“Wobblies” is the nickname for the Industrial Workers of the World, a labor organization formed in 1905. Wobblies believed that a successful labor movement required universal working class solidarity, regardless of skill or trade, and that the workers should have control of all methods of production. These radial views were met with suspicion, threats, and often death for members of the IWW.
The Wobblies helped to organize waterfront strikes (among others) in San Pedro in 1923 and 1934. Their actions were often violent, and over 100 of their members were sent to prison. The Wobbly legacy would endure, however, and their philosophy of solidarity materialized in the gains of the successful waterfront strike of 1934.
This exhibit was the inspiration of Harbor Historian Arthur A. Almeida, and his collection formed the basis of this presentation.

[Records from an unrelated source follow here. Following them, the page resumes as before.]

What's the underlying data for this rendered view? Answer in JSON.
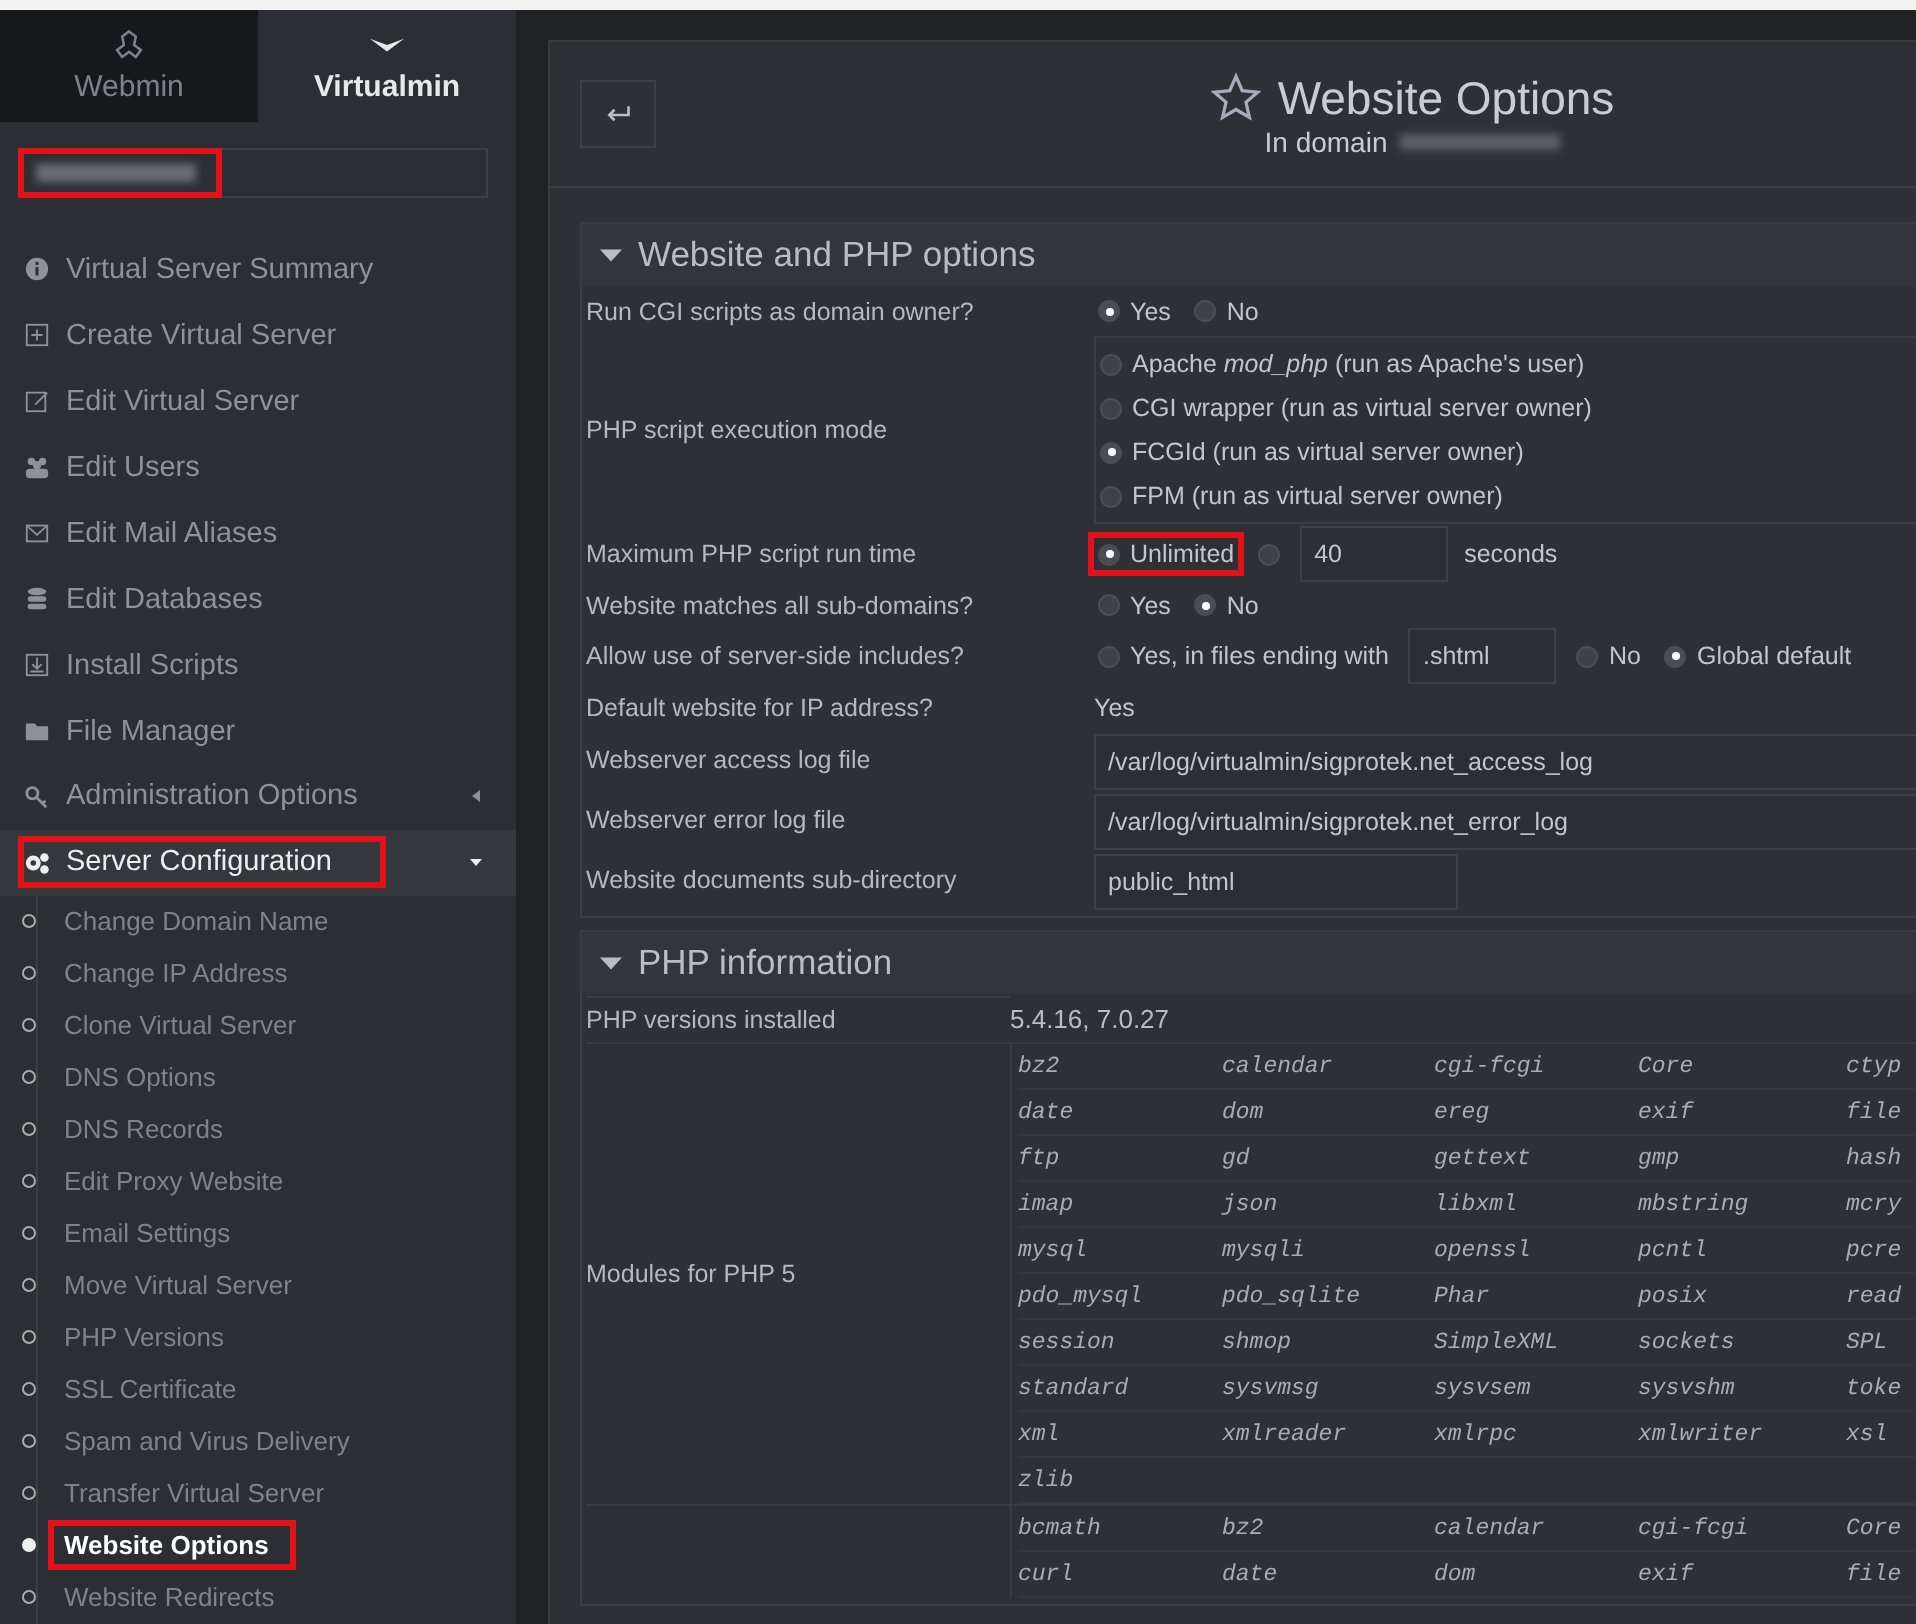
{
  "sidebar": {
    "tabs": [
      {
        "label": "Webmin",
        "selected": false
      },
      {
        "label": "Virtualmin",
        "selected": true
      }
    ],
    "domain_field": {
      "highlighted": true
    },
    "items": [
      {
        "label": "Virtual Server Summary"
      },
      {
        "label": "Create Virtual Server"
      },
      {
        "label": "Edit Virtual Server"
      },
      {
        "label": "Edit Users"
      },
      {
        "label": "Edit Mail Aliases"
      },
      {
        "label": "Edit Databases"
      },
      {
        "label": "Install Scripts"
      },
      {
        "label": "File Manager"
      },
      {
        "label": "Administration Options",
        "expanded": false,
        "highlighted": false
      },
      {
        "label": "Server Configuration",
        "expanded": true,
        "highlighted": true,
        "children": [
          {
            "label": "Change Domain Name",
            "selected": false,
            "highlighted": false
          },
          {
            "label": "Change IP Address",
            "selected": false,
            "highlighted": false
          },
          {
            "label": "Clone Virtual Server",
            "selected": false,
            "highlighted": false
          },
          {
            "label": "DNS Options",
            "selected": false,
            "highlighted": false
          },
          {
            "label": "DNS Records",
            "selected": false,
            "highlighted": false
          },
          {
            "label": "Edit Proxy Website",
            "selected": false,
            "highlighted": false
          },
          {
            "label": "Email Settings",
            "selected": false,
            "highlighted": false
          },
          {
            "label": "Move Virtual Server",
            "selected": false,
            "highlighted": false
          },
          {
            "label": "PHP Versions",
            "selected": false,
            "highlighted": false
          },
          {
            "label": "SSL Certificate",
            "selected": false,
            "highlighted": false
          },
          {
            "label": "Spam and Virus Delivery",
            "selected": false,
            "highlighted": false
          },
          {
            "label": "Transfer Virtual Server",
            "selected": false,
            "highlighted": false
          },
          {
            "label": "Website Options",
            "selected": true,
            "highlighted": true
          },
          {
            "label": "Website Redirects",
            "selected": false,
            "highlighted": false
          }
        ]
      }
    ]
  },
  "page": {
    "title": "Website Options",
    "subtitle": "In domain"
  },
  "sections": [
    {
      "title": "Website and PHP options",
      "expanded": true,
      "rows": [
        {
          "label": "Run CGI scripts as domain owner?",
          "kind": "inline",
          "controls": [
            {
              "kind": "radio",
              "label": "Yes",
              "selected": true
            },
            {
              "kind": "radio",
              "label": "No",
              "selected": false
            }
          ]
        },
        {
          "label": "PHP script execution mode",
          "kind": "stacked",
          "controls": [
            {
              "kind": "radio",
              "label": "Apache *mod_php* (run as Apache's user)",
              "selected": false
            },
            {
              "kind": "radio",
              "label": "CGI wrapper (run as virtual server owner)",
              "selected": false
            },
            {
              "kind": "radio",
              "label": "FCGId (run as virtual server owner)",
              "selected": true
            },
            {
              "kind": "radio",
              "label": "FPM (run as virtual server owner)",
              "selected": false
            }
          ]
        },
        {
          "label": "Maximum PHP script run time",
          "kind": "inline",
          "controls": [
            {
              "kind": "radio",
              "label": "Unlimited",
              "selected": true,
              "highlighted": true
            },
            {
              "kind": "radio",
              "selected": false
            },
            {
              "kind": "input",
              "value": "40"
            },
            {
              "kind": "text",
              "text": "seconds"
            }
          ]
        },
        {
          "label": "Website matches all sub-domains?",
          "kind": "inline",
          "controls": [
            {
              "kind": "radio",
              "label": "Yes",
              "selected": false
            },
            {
              "kind": "radio",
              "label": "No",
              "selected": true
            }
          ]
        },
        {
          "label": "Allow use of server-side includes?",
          "kind": "inline",
          "controls": [
            {
              "kind": "radio",
              "label": "Yes, in files ending with",
              "selected": false
            },
            {
              "kind": "input",
              "value": ".shtml"
            },
            {
              "kind": "radio",
              "label": "No",
              "selected": false
            },
            {
              "kind": "radio",
              "label": "Global default",
              "selected": true
            }
          ]
        },
        {
          "label": "Default website for IP address?",
          "kind": "inline",
          "controls": [
            {
              "kind": "text",
              "text": "Yes"
            }
          ]
        },
        {
          "label": "Webserver access log file",
          "kind": "inline",
          "controls": [
            {
              "kind": "wide_input",
              "value": "/var/log/virtualmin/sigprotek.net_access_log"
            }
          ]
        },
        {
          "label": "Webserver error log file",
          "kind": "inline",
          "controls": [
            {
              "kind": "wide_input",
              "value": "/var/log/virtualmin/sigprotek.net_error_log"
            }
          ]
        },
        {
          "label": "Website documents sub-directory",
          "kind": "inline",
          "controls": [
            {
              "kind": "input_medium",
              "value": "public_html"
            }
          ]
        }
      ]
    },
    {
      "title": "PHP information",
      "expanded": true,
      "rows": [
        {
          "label": "PHP versions installed",
          "kind": "value",
          "value": "5.4.16, 7.0.27"
        },
        {
          "label": "Modules for PHP 5",
          "kind": "modules",
          "modules": [
            [
              "bz2",
              "calendar",
              "cgi-fcgi",
              "Core",
              "ctyp"
            ],
            [
              "date",
              "dom",
              "ereg",
              "exif",
              "file"
            ],
            [
              "ftp",
              "gd",
              "gettext",
              "gmp",
              "hash"
            ],
            [
              "imap",
              "json",
              "libxml",
              "mbstring",
              "mcry"
            ],
            [
              "mysql",
              "mysqli",
              "openssl",
              "pcntl",
              "pcre"
            ],
            [
              "pdo_mysql",
              "pdo_sqlite",
              "Phar",
              "posix",
              "read"
            ],
            [
              "session",
              "shmop",
              "SimpleXML",
              "sockets",
              "SPL"
            ],
            [
              "standard",
              "sysvmsg",
              "sysvsem",
              "sysvshm",
              "toke"
            ],
            [
              "xml",
              "xmlreader",
              "xmlrpc",
              "xmlwriter",
              "xsl"
            ],
            [
              "zlib"
            ]
          ]
        },
        {
          "kind": "modules",
          "modules": [
            [
              "bcmath",
              "bz2",
              "calendar",
              "cgi-fcgi",
              "Core"
            ],
            [
              "curl",
              "date",
              "dom",
              "exif",
              "file"
            ]
          ]
        }
      ]
    }
  ]
}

The Museum thanks the Southern California Pensioners Group – ILWU Longshore Division for its financial support.